Digital resting stops, which feature relaxing videos of nature-themed digital visuals, have become a haven for users looking to take a break from their increasingly computerized life. But, does it make sense?
Consider the following scenario: You’re scrolling through your Instagram stories. There’s a 30-second video showing your coworker having a good time, a meme, and images of Russian tanks attacking a Ukrainian village shown on the screen. You continue to tap, now there’s an infographic about the climate crisis, and then a video of palm trees gently swaying in the wind. The caption reads, “Welcome to a digital resting stop, you can stay as long as you want.”

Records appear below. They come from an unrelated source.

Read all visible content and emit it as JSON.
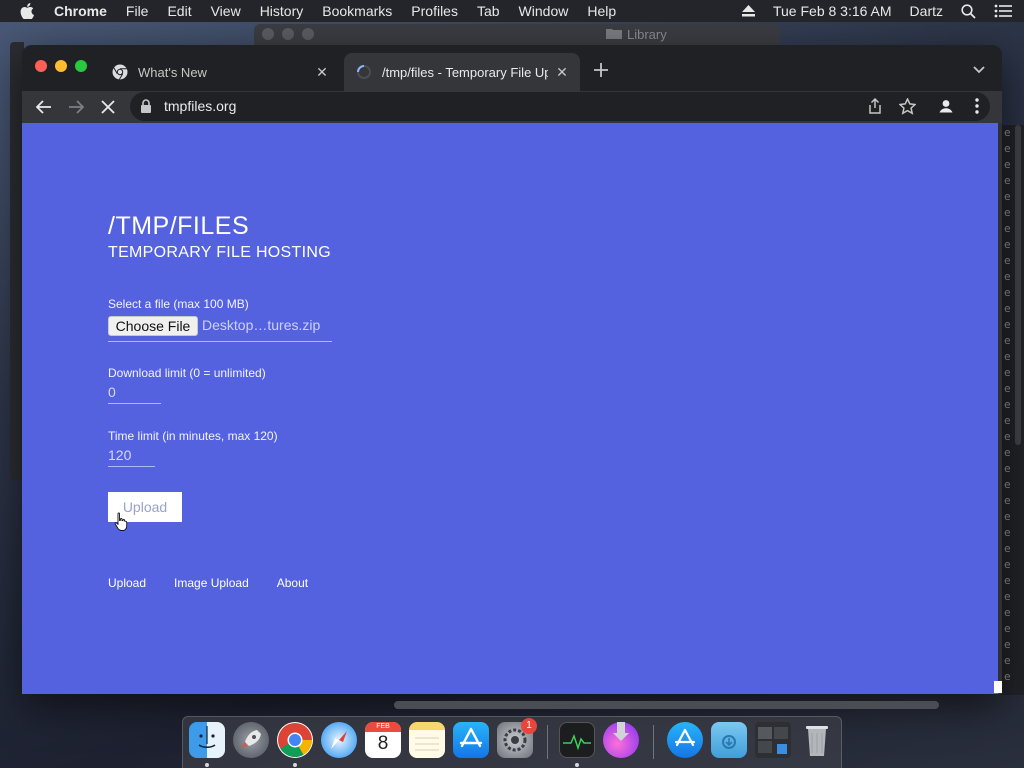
{
  "menubar": {
    "app_name": "Chrome",
    "items": [
      "File",
      "Edit",
      "View",
      "History",
      "Bookmarks",
      "Profiles",
      "Tab",
      "Window",
      "Help"
    ],
    "clock": "Tue Feb 8  3:16 AM",
    "user": "Dartz"
  },
  "background_window": {
    "title": "Library"
  },
  "browser": {
    "tabs": [
      {
        "title": "What's New",
        "icon": "chrome-icon",
        "active": false
      },
      {
        "title": "/tmp/files - Temporary File Upl",
        "icon": "loading-spinner-icon",
        "active": true
      }
    ],
    "url": "tmpfiles.org"
  },
  "page": {
    "title": "/TMP/FILES",
    "subtitle": "TEMPORARY FILE HOSTING",
    "file_label": "Select a file (max 100 MB)",
    "choose_file_label": "Choose File",
    "file_name": "Desktop…tures.zip",
    "download_limit_label": "Download limit (0 = unlimited)",
    "download_limit_value": "0",
    "time_limit_label": "Time limit (in minutes, max 120)",
    "time_limit_value": "120",
    "upload_button": "Upload",
    "footer_links": [
      "Upload",
      "Image Upload",
      "About"
    ],
    "background_color": "#5562e0"
  },
  "dock": {
    "calendar_month": "FEB",
    "calendar_day": "8",
    "badge_count": "1"
  }
}
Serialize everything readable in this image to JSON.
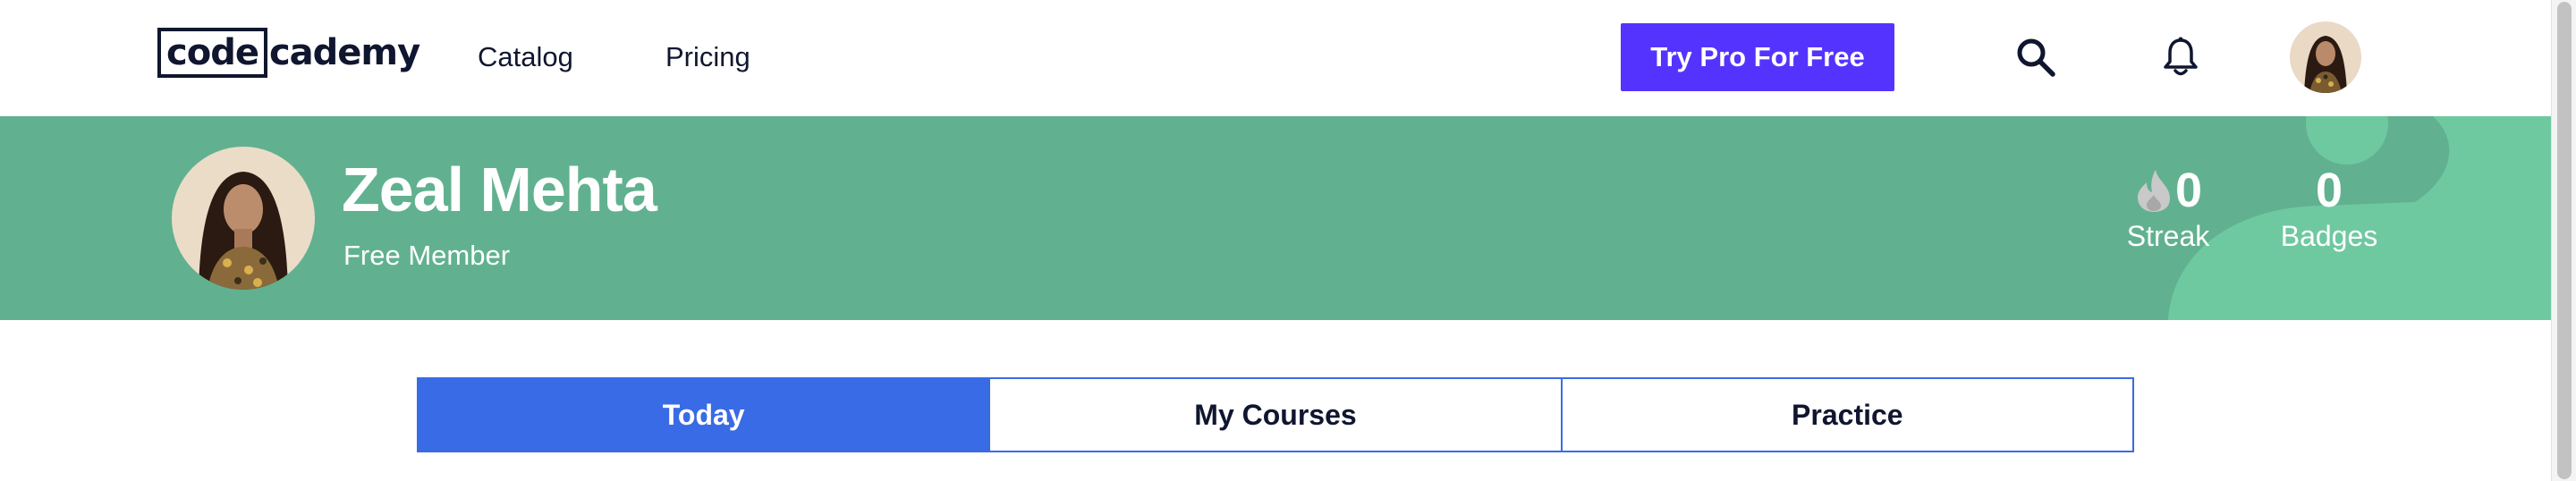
{
  "nav": {
    "logo_part1": "code",
    "logo_part2": "cademy",
    "links": [
      {
        "label": "Catalog"
      },
      {
        "label": "Pricing"
      }
    ],
    "cta_label": "Try Pro For Free",
    "icons": {
      "search": "search-icon",
      "notifications": "bell-icon",
      "avatar": "user-avatar"
    }
  },
  "profile": {
    "name": "Zeal Mehta",
    "membership": "Free Member",
    "stats": [
      {
        "value": "0",
        "label": "Streak",
        "icon": "flame-icon"
      },
      {
        "value": "0",
        "label": "Badges"
      }
    ]
  },
  "tabs": [
    {
      "label": "Today",
      "active": true
    },
    {
      "label": "My Courses",
      "active": false
    },
    {
      "label": "Practice",
      "active": false
    }
  ],
  "colors": {
    "brand_dark": "#10162f",
    "cta": "#5533ff",
    "banner": "#61b190",
    "banner_accent": "#6fc9a0",
    "tab_accent": "#3a6be6"
  }
}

Digital resting stops, which feature relaxing footage of natural phenomena such as rain, lapping ocean tides, waterfalls, and bright forests, have become a welcome escape from our increasingly computerized life. CalmTok, a section of TikTok dedicated to serene clips of nature, warm and home vignettes made to relax and revitalize, is another iteration. These calming scenes are geographically ambiguous, with nearly no people and ambient music designed to calm the senses.
Gabi Abro, a 27-year-old content creator on Instagram and TikTok, was the first to use the format. She was inspired by the ‘Congratulations! You won!’ scam pop-ups that graced Internet Explorer during the ’90s and ’00s. She also happened to have all this peaceful nature footage in her camera roll that she wanted to put to good use.

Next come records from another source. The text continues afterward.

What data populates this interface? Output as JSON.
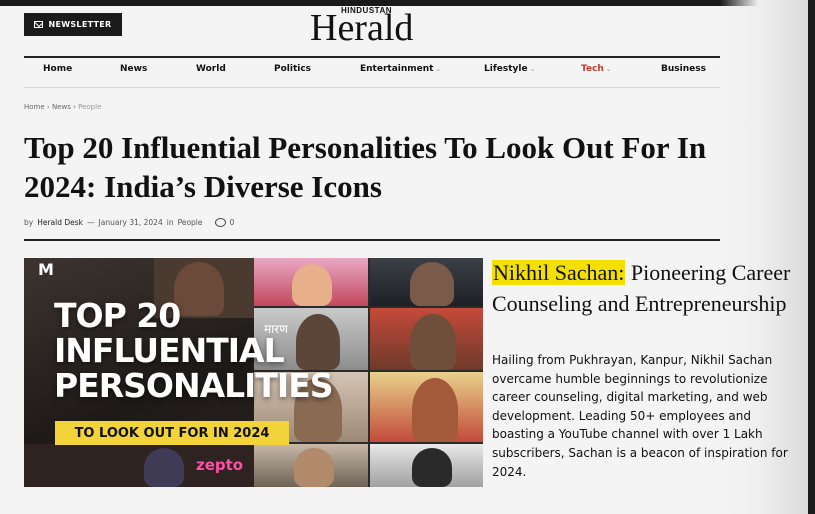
{
  "header": {
    "newsletter_label": "NEWSLETTER",
    "logo_small": "HINDUSTAN",
    "logo_main": "Herald"
  },
  "nav": {
    "items": [
      {
        "label": "Home"
      },
      {
        "label": "News"
      },
      {
        "label": "World"
      },
      {
        "label": "Politics"
      },
      {
        "label": "Entertainment"
      },
      {
        "label": "Lifestyle"
      },
      {
        "label": "Tech"
      },
      {
        "label": "Business"
      }
    ],
    "accent_color": "#c0392b"
  },
  "breadcrumb": [
    "Home",
    "News",
    "People"
  ],
  "article": {
    "title": "Top 20 Influential Personalities To Look Out For In 2024: India’s Diverse Icons",
    "meta": {
      "by": "by",
      "author": "Herald Desk",
      "dash": "—",
      "date": "January 31, 2024",
      "in": "in",
      "category": "People",
      "comments": "0"
    }
  },
  "featured_image": {
    "logo_mark": "M",
    "headline_line1": "TOP 20",
    "headline_line2": "INFLUENTIAL",
    "headline_line3": "PERSONALITIES",
    "banner": "TO LOOK OUT FOR IN 2024",
    "brand_text": "zepto",
    "hindi_text": "मारण"
  },
  "side_article": {
    "name_highlight": "Nikhil Sachan:",
    "heading_rest": " Pioneering Career Counseling and Entrepreneurship",
    "body": "Hailing from Pukhrayan, Kanpur, Nikhil Sachan overcame humble beginnings to revolutionize career counseling, digital marketing, and web development. Leading 50+ employees and boasting a YouTube channel with over 1 Lakh subscribers, Sachan is a beacon of inspiration for 2024.",
    "highlight_color": "#f3e000"
  }
}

People have been looking for new ways to switch off without completely turning off, and digital resting stops have risen in popularity since then. Even TikTok has experimented with its own take on the concept. In 2020, it launched a campaign in which the platform’s top producers advised users to log off and stop scrolling.

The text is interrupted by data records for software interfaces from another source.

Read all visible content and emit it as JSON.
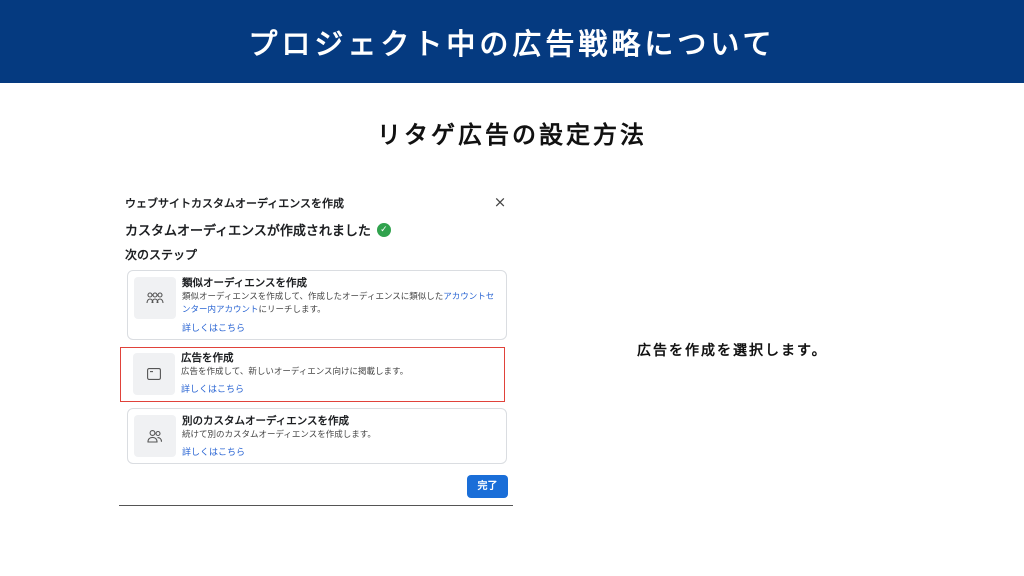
{
  "header": {
    "title": "プロジェクト中の広告戦略について"
  },
  "section": {
    "title": "リタゲ広告の設定方法"
  },
  "dialog": {
    "title": "ウェブサイトカスタムオーディエンスを作成",
    "close_label": "×",
    "status_text": "カスタムオーディエンスが作成されました",
    "next_steps_label": "次のステップ",
    "options": [
      {
        "title": "類似オーディエンスを作成",
        "desc_pre": "類似オーディエンスを作成して、作成したオーディエンスに類似した",
        "desc_link": "アカウントセンター内アカウント",
        "desc_post": "にリーチします。",
        "learn_more": "詳しくはこちら",
        "icon": "people-group-icon"
      },
      {
        "title": "広告を作成",
        "desc_pre": "広告を作成して、新しいオーディエンス向けに掲載します。",
        "learn_more": "詳しくはこちら",
        "icon": "ad-window-icon"
      },
      {
        "title": "別のカスタムオーディエンスを作成",
        "desc_pre": "続けて別のカスタムオーディエンスを作成します。",
        "learn_more": "詳しくはこちら",
        "icon": "people-pair-icon"
      }
    ],
    "done_label": "完了"
  },
  "side_note": {
    "text": "広告を作成を選択します。"
  },
  "colors": {
    "header_bg": "#053a80",
    "link": "#2a65d3",
    "primary_button": "#1a6ed8",
    "highlight": "#e0423a",
    "success": "#30a24d"
  }
}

Because social media converts our real-life lives into URL content bytes, digital resting stops allow us to take a break from the never-ending churn of the content mill. Posting a photo or video of nature defies algorithmic pressure to post Zuckerberg-friendly content like selfies, while also allowing users to take a break from constantly scrolling through their page.
Bxb Love, a digital resting stop artist who began publishing them earlier this year shared: “I decided to start sharing digital rest stops because I felt like it was an opportunity to give myself and others moments of reprieve from digital scrolling – moments that aren’t about consuming information, opinions or projections. We are constantly being bombarded with ideas about how we are not enough or need more or should be doing more, so I felt inspired to share something that wasn’t about giving out more to be consumed in that way.”
While digital rest breaks are still a new phenomenon, the use of nature to counteract the stressful effects of technology has been around for decades. Japanese interior music, a subgenre of Japanese minimalism that arose in the 1980s to accompany the country’s economic expansion, consists of ambient soundscapes inspired by natural phenomena.
Hiroshi Yoshimura composed Music for Nine Postcards to accompany the interior of Jin Watanabe’s Hara Museum in Tokyo, for example, while Shiseido commissioned 1984’s barely-there A・I・R to complement its pine and rain-scented fragrance.
The juxtaposition of these natural sounds was intended to be a calming balm against the harsh urbanization of the time. Similarly, Microsoft’s first screensaver (aptly titled ‘Bliss‘) uses an image of nature to counteract the onslaught of invasive technologies.
Fast forward to now, and digital resting stops function in a similar manner. They work within a social media environment, where pleasure and labor go hand-in-hand, rather than urging users to turn off completely. But, on the other side of the coin, creating more content to escape the already overwhelming stream of content feels more like a virtual type of Stockholm syndrome rather than a “resting stop.”
However, the modest satisfaction you get when you come across a digital resting point, as well as people’s social media addictions and the reality of content wormholes, cannot be overlooked. Besides, any medium that allows us to pause and contemplate is a nice break from doomscrolling.
Photo via The Washington Post